[[ PROVIDED DATA open ]]
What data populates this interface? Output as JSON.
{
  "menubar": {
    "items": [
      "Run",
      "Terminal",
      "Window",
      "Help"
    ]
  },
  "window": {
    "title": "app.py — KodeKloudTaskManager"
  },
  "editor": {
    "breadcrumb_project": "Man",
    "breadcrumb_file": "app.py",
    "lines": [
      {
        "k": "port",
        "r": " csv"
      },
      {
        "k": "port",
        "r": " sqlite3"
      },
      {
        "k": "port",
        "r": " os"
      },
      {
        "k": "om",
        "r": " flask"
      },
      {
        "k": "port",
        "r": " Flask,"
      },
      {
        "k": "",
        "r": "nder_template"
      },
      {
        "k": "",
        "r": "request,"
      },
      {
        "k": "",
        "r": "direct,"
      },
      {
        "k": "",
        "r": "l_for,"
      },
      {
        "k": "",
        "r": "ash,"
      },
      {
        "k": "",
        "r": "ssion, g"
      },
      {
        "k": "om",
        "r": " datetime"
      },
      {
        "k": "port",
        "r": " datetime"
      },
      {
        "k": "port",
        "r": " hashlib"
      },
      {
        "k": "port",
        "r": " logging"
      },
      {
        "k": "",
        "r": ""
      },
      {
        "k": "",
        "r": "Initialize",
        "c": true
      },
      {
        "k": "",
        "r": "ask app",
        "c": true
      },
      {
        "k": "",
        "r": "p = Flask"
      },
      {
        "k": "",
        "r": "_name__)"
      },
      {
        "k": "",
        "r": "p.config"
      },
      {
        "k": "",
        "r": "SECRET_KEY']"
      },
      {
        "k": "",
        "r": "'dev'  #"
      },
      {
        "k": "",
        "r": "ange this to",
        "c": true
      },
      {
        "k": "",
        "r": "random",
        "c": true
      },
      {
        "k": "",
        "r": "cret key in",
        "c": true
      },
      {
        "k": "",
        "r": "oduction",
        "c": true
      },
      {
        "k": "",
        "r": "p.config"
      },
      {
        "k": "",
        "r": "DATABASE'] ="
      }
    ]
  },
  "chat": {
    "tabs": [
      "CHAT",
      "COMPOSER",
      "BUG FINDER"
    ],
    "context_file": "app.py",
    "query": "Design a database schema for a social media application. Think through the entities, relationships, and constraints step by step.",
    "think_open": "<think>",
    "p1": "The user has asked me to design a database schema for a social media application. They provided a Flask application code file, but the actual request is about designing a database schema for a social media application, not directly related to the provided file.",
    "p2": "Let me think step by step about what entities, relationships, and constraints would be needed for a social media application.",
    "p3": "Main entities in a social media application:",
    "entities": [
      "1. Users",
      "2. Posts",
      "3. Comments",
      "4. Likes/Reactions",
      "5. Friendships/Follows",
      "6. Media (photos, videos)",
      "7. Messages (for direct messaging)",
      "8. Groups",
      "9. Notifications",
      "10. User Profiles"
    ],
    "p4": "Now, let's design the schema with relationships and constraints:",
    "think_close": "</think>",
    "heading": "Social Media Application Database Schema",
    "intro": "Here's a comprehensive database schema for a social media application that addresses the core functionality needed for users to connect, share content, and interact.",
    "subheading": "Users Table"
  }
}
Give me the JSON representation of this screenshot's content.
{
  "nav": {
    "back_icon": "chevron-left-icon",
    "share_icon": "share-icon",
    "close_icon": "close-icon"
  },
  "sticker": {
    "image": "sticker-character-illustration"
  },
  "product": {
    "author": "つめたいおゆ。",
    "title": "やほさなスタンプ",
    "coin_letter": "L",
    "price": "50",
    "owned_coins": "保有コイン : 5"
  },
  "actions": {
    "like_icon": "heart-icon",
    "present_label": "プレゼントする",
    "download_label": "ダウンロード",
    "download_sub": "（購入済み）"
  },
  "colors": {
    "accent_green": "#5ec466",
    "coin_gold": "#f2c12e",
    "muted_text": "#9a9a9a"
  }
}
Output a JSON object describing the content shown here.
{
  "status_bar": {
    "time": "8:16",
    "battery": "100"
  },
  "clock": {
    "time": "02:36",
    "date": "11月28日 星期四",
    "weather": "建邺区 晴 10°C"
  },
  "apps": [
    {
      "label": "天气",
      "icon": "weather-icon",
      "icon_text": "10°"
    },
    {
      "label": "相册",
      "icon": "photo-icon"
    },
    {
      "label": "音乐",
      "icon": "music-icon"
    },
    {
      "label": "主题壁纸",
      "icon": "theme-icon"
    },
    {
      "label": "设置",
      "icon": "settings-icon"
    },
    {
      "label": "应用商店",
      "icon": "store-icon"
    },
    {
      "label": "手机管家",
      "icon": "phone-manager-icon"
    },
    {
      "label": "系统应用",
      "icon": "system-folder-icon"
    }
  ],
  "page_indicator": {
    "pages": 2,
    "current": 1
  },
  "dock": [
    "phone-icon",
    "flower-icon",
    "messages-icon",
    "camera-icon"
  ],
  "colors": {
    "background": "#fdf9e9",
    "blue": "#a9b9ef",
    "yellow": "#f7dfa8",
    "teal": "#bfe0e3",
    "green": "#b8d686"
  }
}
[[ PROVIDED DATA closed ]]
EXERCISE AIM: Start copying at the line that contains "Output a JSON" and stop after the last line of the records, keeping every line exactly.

RESULT OF THIS EXERCISE:
Output a JSON object describing the content shown here.
{
  "status_bar": {
    "time": "8:16",
    "battery": "100"
  },
  "clock": {
    "time": "02:36",
    "date": "11月28日 星期四",
    "weather": "建邺区 晴 10°C"
  },
  "apps": [
    {
      "label": "天气",
      "icon": "weather-icon",
      "icon_text": "10°"
    },
    {
      "label": "相册",
      "icon": "photo-icon"
    },
    {
      "label": "音乐",
      "icon": "music-icon"
    },
    {
      "label": "主题壁纸",
      "icon": "theme-icon"
    },
    {
      "label": "设置",
      "icon": "settings-icon"
    },
    {
      "label": "应用商店",
      "icon": "store-icon"
    },
    {
      "label": "手机管家",
      "icon": "phone-manager-icon"
    },
    {
      "label": "系统应用",
      "icon": "system-folder-icon"
    }
  ],
  "page_indicator": {
    "pages": 2,
    "current": 1
  },
  "dock": [
    "phone-icon",
    "flower-icon",
    "messages-icon",
    "camera-icon"
  ],
  "colors": {
    "background": "#fdf9e9",
    "blue": "#a9b9ef",
    "yellow": "#f7dfa8",
    "teal": "#bfe0e3",
    "green": "#b8d686"
  }
}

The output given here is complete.